When the Buddha discusses samādhi in relation to what should be developed (and he does so a significant number of times), he surely isn’t talking about miccha-samādhi or just the neutral function of samādhi.

You can’t come to conclusions by glossing over all the passages talking about samādhi (simply because sammā isn’t placed before it).

What if the 8fold path was not as defined as we got used to believe?
Meaning, there is not the one authoritative definition of what samma-ditthi is, but all the different views that the Buddha spoke highly of would mean ‘samma-ditthi’ in a non-dogmatic way.

See again for example how MN 9 is a Sariputta-sutta. So maybe the Buddha was kind of a bouquet of flowers, while people would go to Sariputta for an analytical exposition and definitions?

That would mean that if the context would tell us that it’s a ‘good’ samadhi it would fall into the vague samma-samadhi category without anyone really telling us that it is defined that way. And the same with the other path factors as well…


Is there any other place where ignorance has ‘taints’ as a definitive cause ? The explanation in MN 9 is somewhat circular.

With the arising of the taints there is the arising of ignorance.

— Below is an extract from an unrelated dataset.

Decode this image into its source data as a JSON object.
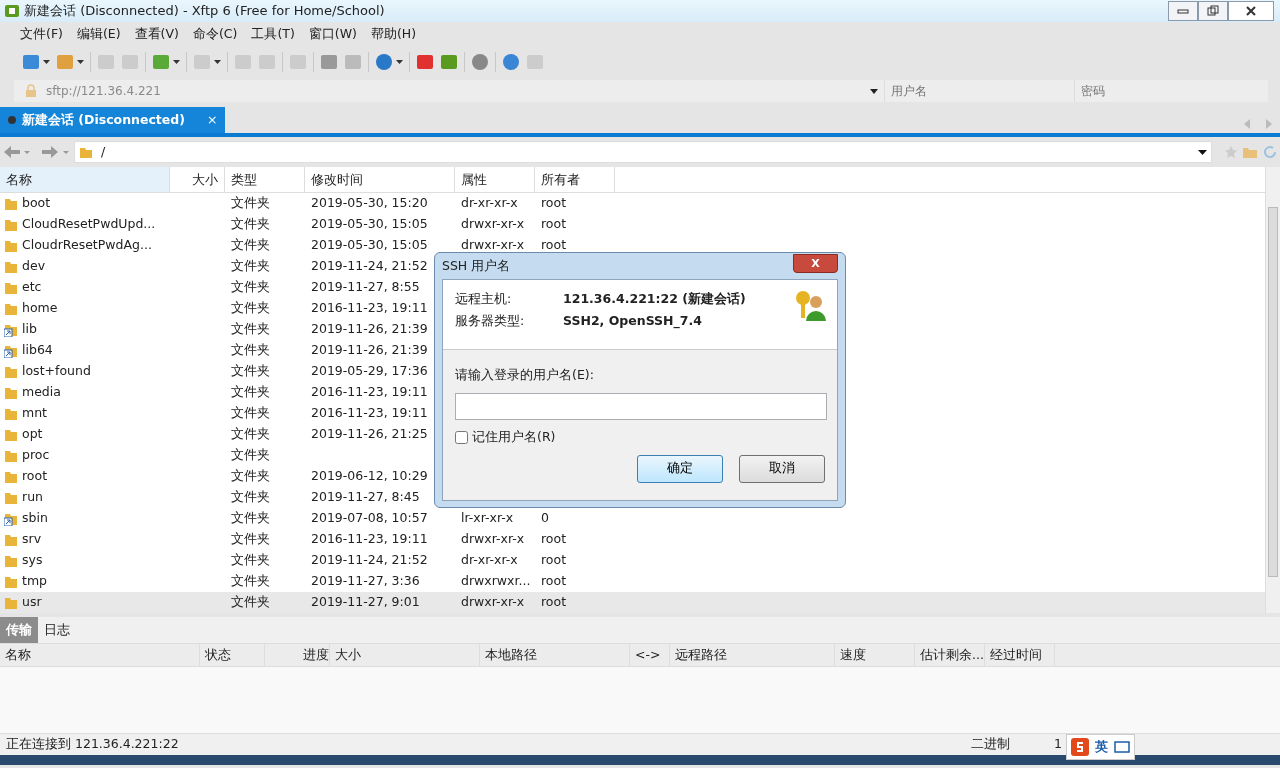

With the arising of ignorance there is the arising of the taints. With the cessation of ignorance there is the cessation of the taints.